How much does it cost to get dinner for 200 people? Someone estimated $10k, which seemed ridiculously high to me, but it comes out to $50/per person. I can easily spend that on a nice night out with friends. With a salad, dinner, and dessert–coffee and wine to our hearts’ delight–$50 no longer seems that unreasonable.

Tampons cost about $0.20/each. A tampon dispenser runs about $750. One of these stores about 50 tampons. Assuming you have to refill it periodically (let’s say it costs a generous $20.00 to have someone refill it), we get:

[20*(tampons/50)] + 750 + .20(tampons) = 10,000

Which, I think, comes out to about 8,400 tampons.
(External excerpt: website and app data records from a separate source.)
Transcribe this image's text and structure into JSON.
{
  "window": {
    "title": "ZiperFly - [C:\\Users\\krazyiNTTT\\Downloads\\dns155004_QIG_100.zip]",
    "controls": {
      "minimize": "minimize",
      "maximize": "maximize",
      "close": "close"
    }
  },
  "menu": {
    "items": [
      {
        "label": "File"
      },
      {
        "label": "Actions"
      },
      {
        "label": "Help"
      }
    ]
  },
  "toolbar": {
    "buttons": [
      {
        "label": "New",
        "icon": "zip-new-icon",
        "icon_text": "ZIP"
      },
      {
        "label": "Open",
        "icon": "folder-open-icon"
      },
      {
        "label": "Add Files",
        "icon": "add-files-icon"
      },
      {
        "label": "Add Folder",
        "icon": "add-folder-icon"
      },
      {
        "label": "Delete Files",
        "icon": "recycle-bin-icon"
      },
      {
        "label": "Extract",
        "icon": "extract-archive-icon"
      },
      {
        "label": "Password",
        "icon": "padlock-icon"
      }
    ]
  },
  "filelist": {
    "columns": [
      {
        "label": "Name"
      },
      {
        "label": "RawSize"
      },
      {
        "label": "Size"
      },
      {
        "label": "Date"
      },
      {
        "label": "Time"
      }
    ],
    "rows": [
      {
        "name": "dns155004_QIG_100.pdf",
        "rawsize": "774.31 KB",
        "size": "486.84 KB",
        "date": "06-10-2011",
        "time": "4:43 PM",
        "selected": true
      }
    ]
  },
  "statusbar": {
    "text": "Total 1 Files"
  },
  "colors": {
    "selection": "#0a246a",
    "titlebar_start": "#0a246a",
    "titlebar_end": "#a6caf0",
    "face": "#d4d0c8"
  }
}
In a typical menstruation period, people use about 20 tampons. This $10,000 could provide tampons for an estimated 420 cycles.

Why are we using tampons? Access to tampons is a huge issue for the homeless.

In some ways, 420 cycles doesn’t seem like a whole lot–there are more homeless people menstruating in any given major US city right now.

Food scales pretty well, when looking at spending $10,000. GenerationOn estimates that this could buy 40,000 meals.

Massachusetts gets reimbursed $3.16 per meal by the federal government for free student lunch. This $10k could also get us about 3,160 school lunches in MA.

I enjoy getting nice, free dinners with my friends. The networking is cool, but I really like just sitting with the people I like, talking about things we care about, and not having to pay for dinner on an already expensive trip.

I’m not saying we should stop having speaker dinners at conferences. Nor am I condemning spending money for fun, or calling these things frivolous. My roommate, in response to the avocado toast debacle, and someone calling her out on drinking expensive lattes, argued that the joy she gets from those things is sometimes something she needs to deal with all the stress of living in one of the most expensive cities in the United States.

I do think we need to consider whether this is the best use of the $10,000, and if instead we should be doing something else. It’s unlikely that any major tech company would be interested in buying tampons for a bunch of homeless women or lunch for a bunch of students–the ROI on it is pretty insignificant compared to the overall industry benefits of building a strong, more connected community of “thought leaders” in technology.

But sometimes, as I turn down the piece of cheesecake someone already cut and plated for me, as I ask the waiter for another bottle of wine for the table, or as I play with the little card announcing to the organizers that I am a vegetarian, I wonder if it’s the right thing for me to be at this meal.